Interestingly, Oracle is not alone in buying. VMware, Inc. (NYSE:VMW), its close competitor, last week revealed a $1.26 billion deal to buy Nicira, a networking-software provider. The deal actually exclaims the technology suppliers’ growing interests in networking related companies.
In case you think the deals are over, think again. The deals are far from over and there is a very high possibility that either of the two, or another competitor all together, will top the headlines very soon for yet another buy. Technology supplying heavyweights currently have an inherent slant towards standout networking solutions; something that has created a bandwagon effect characterized by endless buying deals.
Why the need to buy new, emerging companies?
This is perhaps the question that underlies the whole scenario. Technology supplying companies are going through thick and thin, in their attempts to buy new companies and still maintain a positive outlook on their bottom lines. This demonstrates the importance on these companies to their activities.
Smaller companies extend innovation and a fresh set of ideas which are very important to technology suppliers. The corporate market is very dynamic, constantly changing form, depending on consumer needs. As such, if a technology supplier, for example Oracle, fails to have a host of ideas suited for different scenarios, it may very well bite the dust.

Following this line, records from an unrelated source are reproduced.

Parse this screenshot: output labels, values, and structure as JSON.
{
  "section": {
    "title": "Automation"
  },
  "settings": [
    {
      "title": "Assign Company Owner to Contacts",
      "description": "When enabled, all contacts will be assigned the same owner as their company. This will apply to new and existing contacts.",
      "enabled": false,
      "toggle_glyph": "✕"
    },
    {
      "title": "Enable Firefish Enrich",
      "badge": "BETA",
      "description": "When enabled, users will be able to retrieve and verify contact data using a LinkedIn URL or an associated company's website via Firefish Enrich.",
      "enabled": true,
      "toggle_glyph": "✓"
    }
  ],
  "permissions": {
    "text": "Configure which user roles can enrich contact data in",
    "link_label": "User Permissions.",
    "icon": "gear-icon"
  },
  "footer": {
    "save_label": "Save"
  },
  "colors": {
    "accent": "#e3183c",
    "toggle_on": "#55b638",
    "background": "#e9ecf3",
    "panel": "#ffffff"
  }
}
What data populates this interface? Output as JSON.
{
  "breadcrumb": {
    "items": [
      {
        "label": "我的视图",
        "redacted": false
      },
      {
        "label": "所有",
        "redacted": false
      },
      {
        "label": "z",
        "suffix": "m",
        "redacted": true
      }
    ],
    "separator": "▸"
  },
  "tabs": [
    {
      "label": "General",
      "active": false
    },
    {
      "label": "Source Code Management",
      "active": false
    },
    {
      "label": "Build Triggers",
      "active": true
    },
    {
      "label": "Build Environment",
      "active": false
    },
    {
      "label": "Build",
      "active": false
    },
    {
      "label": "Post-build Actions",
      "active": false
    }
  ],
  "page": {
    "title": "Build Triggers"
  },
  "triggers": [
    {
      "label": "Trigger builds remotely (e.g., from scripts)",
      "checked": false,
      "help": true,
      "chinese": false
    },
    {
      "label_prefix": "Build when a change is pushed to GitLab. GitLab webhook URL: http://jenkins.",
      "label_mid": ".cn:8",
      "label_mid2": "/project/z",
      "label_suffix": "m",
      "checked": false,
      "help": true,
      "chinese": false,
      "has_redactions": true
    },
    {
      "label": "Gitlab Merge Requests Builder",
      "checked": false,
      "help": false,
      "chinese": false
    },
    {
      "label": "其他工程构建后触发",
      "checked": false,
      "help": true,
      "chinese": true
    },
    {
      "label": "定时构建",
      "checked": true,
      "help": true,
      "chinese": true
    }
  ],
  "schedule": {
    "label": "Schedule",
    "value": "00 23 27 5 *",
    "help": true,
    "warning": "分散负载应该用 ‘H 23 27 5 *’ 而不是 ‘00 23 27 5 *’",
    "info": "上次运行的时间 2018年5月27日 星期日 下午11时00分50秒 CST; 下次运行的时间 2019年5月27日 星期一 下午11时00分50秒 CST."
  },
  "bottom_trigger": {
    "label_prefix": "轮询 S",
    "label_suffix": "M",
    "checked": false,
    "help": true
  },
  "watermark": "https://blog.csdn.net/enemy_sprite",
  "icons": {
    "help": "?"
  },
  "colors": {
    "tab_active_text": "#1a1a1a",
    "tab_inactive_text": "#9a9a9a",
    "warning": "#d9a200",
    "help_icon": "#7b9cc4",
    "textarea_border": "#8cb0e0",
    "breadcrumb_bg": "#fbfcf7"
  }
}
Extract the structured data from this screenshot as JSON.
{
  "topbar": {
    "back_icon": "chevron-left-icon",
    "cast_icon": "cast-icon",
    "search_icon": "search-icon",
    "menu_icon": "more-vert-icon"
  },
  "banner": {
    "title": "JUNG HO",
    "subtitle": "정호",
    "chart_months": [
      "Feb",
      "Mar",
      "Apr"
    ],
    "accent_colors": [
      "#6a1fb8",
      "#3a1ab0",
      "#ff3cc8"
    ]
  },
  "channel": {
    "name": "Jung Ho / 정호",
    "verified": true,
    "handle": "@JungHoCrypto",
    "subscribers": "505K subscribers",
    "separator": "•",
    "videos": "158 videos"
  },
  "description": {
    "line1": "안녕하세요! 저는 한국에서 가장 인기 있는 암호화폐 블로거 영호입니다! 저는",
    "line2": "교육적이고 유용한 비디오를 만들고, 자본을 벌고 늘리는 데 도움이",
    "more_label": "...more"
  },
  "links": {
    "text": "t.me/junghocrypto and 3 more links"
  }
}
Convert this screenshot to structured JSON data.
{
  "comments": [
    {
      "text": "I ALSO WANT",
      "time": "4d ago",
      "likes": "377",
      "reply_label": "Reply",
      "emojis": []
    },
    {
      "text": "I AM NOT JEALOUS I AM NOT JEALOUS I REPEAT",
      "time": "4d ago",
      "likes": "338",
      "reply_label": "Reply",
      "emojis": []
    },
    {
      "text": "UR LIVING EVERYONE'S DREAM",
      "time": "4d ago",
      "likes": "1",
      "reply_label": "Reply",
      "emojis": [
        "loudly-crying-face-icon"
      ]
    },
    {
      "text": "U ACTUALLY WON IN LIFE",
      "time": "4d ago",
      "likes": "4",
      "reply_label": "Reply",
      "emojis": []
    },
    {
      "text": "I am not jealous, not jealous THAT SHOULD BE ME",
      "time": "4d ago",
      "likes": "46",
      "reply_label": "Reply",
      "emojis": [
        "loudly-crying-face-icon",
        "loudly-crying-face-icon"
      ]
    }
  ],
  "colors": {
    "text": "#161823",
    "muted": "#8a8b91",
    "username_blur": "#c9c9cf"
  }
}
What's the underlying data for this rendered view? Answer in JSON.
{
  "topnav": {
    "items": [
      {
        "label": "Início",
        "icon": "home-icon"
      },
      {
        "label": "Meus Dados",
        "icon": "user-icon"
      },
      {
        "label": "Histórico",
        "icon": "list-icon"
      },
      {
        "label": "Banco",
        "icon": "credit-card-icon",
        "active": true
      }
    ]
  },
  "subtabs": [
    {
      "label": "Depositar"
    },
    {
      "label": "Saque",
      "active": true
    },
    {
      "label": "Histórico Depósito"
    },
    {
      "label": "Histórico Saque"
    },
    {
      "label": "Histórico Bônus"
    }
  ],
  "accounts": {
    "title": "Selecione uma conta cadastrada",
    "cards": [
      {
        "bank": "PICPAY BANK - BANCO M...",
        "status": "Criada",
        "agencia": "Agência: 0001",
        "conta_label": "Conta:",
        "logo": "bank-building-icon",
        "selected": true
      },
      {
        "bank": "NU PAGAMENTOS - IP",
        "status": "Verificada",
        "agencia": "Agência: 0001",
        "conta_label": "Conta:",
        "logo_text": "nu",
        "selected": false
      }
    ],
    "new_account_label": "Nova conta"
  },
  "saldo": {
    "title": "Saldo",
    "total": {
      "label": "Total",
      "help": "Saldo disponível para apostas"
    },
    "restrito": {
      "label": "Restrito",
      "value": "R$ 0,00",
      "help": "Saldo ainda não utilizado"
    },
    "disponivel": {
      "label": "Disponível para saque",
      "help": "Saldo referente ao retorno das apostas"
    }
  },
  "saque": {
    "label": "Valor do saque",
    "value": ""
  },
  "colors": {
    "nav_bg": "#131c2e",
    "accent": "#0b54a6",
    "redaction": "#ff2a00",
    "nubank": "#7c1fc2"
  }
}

Oracle’s latest deal heightens the endless debate, rallied by shareholders, who argue that the company is more concerned about its interests than it is about shareholders. This deal represents director Mark .V Hurd’s consistent hard work ever since he joined Oracle in September 2010. Hurd was the former CEO at Hewlett-Packard Company (NYSE:HPQ), and he had resigned from the company, following HP’s allegations that he was secretly running a personal relationship on the company’s hard earned money.